Last modified on 28 May 2014, at 20:14

licky

EnglishEdit

EtymologyEdit

lick +‎ -y

PronunciationEdit

AdjectiveEdit

licky (comparative lickier, superlative lickiest)

  1. Prone to licking.
    • 1981, Don Bannister, Long day at Shiloh
      ...but she gives you the feeling all the time that she's bony that's it bony and if she does fancy it she sure as hell don't show it get a lickier kiss from Granny Coombs than I do offen her all that Methodis' stuff I guess
    • 2003, Michael Wordsmiff, James Baggit and the Storyteller's Ring - Page 13
      He was a proper dog; a great, woolly, lolloping beast with huge paddy paws, a waggy tail and a very licky tongue.
    • 2007, Augusten Burroughs, Possible Side Effects : True Stories - Page 25
      As soon as the dog was safely enclosed within the area of our legs, it became happy and licky. He ran to one then the other.
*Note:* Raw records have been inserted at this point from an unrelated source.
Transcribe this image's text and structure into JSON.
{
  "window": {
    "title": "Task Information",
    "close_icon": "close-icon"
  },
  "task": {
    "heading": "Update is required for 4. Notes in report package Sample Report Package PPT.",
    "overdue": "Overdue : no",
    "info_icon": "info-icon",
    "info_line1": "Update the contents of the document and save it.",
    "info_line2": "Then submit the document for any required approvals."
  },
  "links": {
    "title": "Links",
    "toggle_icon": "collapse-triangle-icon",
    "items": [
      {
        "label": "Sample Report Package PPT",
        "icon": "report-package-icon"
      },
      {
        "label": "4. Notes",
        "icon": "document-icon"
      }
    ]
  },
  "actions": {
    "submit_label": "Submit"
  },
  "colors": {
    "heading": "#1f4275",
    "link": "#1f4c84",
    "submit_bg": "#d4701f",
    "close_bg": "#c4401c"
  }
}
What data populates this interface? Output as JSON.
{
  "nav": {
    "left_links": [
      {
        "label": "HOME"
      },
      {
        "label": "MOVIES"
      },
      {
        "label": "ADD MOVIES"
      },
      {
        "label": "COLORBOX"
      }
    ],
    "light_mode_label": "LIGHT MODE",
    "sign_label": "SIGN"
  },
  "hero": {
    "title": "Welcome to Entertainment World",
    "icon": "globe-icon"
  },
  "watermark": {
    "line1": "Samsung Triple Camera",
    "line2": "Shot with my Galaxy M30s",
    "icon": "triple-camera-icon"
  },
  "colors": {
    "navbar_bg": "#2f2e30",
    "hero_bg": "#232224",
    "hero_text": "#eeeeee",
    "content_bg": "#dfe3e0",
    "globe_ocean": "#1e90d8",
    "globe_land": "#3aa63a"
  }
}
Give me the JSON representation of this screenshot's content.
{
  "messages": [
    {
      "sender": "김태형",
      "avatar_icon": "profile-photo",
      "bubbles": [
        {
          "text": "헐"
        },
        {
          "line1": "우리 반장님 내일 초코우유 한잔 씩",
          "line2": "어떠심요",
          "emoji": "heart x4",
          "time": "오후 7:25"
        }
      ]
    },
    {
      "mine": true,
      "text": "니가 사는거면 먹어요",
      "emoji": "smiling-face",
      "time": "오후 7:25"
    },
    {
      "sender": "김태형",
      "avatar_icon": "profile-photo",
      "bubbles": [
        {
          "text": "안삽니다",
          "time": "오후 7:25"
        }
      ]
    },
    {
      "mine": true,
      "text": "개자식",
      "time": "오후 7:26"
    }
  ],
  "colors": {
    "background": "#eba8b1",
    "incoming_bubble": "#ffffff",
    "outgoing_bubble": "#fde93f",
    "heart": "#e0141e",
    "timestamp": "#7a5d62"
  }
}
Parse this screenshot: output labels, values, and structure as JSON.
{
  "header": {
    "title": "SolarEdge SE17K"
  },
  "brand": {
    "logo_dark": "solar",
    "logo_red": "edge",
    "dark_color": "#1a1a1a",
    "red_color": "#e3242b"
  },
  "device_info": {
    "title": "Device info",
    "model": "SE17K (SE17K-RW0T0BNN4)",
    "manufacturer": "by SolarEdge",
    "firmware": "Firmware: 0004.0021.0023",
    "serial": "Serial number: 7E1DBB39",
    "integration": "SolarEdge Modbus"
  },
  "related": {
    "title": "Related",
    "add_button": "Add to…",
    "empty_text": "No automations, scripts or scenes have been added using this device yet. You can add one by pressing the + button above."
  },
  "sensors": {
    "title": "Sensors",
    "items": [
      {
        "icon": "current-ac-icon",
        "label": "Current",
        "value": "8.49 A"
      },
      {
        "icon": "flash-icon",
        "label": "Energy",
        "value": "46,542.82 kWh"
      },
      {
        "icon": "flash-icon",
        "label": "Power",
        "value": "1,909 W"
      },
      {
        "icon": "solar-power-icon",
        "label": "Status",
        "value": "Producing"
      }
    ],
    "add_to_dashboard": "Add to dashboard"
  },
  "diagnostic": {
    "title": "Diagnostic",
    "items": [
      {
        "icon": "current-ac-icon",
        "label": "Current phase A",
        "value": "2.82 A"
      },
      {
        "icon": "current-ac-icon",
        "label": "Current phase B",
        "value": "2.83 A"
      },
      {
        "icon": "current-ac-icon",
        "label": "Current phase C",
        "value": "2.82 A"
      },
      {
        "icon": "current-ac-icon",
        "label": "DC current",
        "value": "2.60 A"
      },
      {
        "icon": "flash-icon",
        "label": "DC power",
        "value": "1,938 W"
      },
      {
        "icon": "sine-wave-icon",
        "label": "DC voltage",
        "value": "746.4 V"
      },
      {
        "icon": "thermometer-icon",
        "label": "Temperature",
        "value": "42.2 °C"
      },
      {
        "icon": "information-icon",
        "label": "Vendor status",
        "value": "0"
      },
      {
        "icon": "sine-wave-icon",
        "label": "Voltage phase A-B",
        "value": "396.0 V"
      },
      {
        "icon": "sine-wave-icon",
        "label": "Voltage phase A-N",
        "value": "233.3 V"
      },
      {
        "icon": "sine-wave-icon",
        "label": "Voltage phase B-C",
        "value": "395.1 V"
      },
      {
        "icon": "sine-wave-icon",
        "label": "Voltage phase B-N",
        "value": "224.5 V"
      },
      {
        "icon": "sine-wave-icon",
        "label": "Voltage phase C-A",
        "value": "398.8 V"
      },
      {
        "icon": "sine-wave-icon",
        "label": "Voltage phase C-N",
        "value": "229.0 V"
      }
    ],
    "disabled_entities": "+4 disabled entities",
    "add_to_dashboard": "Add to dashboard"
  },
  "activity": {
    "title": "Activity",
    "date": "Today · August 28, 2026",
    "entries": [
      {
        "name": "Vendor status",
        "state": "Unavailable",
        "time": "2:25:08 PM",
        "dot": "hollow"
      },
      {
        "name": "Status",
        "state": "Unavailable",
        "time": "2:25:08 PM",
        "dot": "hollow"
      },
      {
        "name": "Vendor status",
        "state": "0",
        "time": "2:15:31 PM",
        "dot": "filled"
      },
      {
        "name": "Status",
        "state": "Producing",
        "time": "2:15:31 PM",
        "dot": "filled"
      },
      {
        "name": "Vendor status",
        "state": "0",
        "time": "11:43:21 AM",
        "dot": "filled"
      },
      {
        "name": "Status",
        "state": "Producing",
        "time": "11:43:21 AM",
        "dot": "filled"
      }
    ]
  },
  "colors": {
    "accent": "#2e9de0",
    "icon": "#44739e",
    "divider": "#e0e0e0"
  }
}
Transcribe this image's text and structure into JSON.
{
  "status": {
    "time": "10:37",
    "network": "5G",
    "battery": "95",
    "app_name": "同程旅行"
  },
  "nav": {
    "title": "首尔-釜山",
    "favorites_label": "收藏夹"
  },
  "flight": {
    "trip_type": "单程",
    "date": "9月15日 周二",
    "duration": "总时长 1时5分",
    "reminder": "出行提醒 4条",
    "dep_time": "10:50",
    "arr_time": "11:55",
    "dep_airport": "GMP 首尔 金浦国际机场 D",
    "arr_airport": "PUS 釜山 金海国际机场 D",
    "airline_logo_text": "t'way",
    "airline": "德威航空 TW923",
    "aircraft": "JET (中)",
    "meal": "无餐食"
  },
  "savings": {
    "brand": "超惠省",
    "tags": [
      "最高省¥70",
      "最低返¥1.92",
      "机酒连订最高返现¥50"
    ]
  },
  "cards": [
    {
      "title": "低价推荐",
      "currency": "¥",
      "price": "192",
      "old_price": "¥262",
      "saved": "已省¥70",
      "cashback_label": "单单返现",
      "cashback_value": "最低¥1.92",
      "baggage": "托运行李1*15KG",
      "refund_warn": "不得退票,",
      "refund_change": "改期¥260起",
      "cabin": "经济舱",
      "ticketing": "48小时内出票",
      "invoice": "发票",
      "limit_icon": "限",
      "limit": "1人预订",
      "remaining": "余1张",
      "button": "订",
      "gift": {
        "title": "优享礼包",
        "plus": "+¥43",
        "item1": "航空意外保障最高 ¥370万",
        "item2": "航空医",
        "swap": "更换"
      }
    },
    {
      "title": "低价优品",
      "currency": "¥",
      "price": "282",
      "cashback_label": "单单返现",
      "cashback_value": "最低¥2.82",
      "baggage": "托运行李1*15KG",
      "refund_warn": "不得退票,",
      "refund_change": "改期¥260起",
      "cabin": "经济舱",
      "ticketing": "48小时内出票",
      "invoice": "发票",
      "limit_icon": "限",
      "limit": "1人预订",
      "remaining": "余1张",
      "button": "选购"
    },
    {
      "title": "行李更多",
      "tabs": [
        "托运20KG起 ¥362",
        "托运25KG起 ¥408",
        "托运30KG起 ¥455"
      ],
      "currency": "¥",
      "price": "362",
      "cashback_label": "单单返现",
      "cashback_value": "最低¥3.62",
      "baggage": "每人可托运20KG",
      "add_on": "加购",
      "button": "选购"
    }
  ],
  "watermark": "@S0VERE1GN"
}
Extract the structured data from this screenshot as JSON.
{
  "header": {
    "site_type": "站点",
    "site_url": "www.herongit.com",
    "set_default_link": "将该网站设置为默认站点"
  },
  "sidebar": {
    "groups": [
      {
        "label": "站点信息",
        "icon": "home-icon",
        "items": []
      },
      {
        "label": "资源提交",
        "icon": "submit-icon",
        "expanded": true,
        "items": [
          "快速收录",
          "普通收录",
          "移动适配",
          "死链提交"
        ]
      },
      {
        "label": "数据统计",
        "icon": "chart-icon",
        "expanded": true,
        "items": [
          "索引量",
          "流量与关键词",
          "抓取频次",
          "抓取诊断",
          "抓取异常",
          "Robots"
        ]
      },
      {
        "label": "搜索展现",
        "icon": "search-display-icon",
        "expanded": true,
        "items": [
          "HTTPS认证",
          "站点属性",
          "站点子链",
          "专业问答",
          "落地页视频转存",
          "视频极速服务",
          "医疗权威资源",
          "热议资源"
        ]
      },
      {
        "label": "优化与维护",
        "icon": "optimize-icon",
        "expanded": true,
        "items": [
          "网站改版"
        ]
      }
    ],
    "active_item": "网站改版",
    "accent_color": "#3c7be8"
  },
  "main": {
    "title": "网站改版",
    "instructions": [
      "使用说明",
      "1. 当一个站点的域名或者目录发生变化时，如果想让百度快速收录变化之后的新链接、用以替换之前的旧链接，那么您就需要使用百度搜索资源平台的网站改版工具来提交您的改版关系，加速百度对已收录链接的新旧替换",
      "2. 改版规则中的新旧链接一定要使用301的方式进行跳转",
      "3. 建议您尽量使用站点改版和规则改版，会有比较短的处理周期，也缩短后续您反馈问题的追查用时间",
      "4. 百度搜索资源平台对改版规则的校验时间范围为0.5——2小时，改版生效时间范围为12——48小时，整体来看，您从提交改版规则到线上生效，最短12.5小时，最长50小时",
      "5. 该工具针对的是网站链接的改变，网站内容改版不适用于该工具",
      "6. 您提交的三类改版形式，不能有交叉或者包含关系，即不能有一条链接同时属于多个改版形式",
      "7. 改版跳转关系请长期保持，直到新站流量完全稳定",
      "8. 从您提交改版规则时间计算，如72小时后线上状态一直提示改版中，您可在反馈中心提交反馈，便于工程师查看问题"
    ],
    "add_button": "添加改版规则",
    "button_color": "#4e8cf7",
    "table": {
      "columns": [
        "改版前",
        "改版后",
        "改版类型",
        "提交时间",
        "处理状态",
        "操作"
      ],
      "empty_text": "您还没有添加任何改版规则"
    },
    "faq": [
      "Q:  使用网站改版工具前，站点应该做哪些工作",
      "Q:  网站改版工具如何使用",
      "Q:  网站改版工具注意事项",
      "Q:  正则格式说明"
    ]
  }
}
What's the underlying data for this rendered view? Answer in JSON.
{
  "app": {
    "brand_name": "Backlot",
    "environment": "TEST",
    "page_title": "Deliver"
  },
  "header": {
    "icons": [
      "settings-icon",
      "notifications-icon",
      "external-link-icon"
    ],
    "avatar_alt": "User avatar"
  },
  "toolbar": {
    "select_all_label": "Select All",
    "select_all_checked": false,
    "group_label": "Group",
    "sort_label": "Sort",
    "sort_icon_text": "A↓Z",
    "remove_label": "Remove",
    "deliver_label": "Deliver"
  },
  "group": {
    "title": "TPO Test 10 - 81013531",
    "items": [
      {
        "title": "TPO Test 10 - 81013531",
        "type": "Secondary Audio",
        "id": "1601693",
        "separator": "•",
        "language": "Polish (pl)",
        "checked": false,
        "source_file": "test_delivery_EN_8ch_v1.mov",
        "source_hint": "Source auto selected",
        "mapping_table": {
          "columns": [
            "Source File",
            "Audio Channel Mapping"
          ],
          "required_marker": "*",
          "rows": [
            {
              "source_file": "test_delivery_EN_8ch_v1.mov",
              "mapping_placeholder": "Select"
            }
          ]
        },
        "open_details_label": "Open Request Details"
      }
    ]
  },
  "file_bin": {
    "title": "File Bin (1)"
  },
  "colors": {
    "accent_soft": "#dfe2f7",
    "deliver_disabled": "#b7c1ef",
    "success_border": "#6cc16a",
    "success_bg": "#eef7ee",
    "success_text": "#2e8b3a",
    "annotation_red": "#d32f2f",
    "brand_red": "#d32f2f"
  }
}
Then he sat on the floor and watched us watching him.

See alsoEdit